EXERCISE DATA ->
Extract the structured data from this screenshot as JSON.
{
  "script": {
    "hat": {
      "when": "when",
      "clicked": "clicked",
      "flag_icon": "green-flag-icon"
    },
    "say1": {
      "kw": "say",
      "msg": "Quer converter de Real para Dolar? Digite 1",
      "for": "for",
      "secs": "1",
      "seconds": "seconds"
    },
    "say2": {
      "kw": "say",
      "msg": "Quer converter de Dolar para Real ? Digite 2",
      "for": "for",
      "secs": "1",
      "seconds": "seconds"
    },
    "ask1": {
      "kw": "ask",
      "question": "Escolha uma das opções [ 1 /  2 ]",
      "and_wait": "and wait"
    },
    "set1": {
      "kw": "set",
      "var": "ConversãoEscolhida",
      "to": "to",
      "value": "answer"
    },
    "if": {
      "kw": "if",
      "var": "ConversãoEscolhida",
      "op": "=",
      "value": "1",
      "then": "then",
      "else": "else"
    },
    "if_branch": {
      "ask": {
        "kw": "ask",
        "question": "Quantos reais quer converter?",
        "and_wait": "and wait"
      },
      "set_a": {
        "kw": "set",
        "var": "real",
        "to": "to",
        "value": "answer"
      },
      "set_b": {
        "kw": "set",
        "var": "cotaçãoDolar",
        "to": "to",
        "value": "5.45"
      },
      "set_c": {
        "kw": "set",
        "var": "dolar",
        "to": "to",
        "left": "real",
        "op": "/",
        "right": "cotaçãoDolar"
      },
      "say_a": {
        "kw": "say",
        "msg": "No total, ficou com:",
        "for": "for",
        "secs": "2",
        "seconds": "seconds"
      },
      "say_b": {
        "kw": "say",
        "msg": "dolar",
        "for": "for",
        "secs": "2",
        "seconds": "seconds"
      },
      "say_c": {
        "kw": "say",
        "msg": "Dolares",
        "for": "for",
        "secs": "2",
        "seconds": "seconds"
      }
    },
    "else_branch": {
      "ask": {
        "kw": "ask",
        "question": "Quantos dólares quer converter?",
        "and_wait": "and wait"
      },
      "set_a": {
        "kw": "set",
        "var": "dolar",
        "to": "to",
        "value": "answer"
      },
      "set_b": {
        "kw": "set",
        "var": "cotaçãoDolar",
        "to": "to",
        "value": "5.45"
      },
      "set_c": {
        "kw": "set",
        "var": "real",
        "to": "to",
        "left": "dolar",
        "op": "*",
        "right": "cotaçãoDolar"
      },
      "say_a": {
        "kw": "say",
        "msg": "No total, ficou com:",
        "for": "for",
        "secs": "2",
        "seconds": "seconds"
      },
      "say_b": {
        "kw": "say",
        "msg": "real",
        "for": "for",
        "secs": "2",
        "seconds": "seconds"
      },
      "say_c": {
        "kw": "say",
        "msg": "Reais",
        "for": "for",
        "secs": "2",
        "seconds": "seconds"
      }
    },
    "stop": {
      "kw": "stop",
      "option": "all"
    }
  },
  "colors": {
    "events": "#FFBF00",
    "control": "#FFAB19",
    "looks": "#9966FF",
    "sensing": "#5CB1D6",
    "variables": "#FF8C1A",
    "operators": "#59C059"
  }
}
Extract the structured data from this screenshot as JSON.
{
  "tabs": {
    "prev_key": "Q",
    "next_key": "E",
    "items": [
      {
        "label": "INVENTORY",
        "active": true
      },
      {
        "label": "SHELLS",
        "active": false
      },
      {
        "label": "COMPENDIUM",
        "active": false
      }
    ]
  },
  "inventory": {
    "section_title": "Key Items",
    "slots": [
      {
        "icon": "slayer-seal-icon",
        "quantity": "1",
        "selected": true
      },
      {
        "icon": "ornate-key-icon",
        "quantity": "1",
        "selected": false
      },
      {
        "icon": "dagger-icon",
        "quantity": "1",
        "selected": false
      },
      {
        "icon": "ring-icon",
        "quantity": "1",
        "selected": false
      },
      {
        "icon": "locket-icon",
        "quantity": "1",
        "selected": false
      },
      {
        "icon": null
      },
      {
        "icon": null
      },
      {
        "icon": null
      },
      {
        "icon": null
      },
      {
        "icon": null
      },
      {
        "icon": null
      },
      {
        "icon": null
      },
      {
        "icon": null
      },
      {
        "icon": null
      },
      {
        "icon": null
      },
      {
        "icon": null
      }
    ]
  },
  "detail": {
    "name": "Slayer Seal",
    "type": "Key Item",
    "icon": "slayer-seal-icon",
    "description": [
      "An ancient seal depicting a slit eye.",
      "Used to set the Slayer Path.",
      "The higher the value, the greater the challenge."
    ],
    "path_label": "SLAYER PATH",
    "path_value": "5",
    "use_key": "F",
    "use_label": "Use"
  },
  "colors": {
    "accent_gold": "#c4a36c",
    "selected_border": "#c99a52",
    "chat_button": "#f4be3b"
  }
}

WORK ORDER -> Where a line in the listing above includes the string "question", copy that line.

REPLY TO THE EXERCISE ->
      "question": "Escolha uma das opções [ 1 /  2 ]",
        "question": "Quantos reais quer converter?",
        "question": "Quantos dólares quer converter?",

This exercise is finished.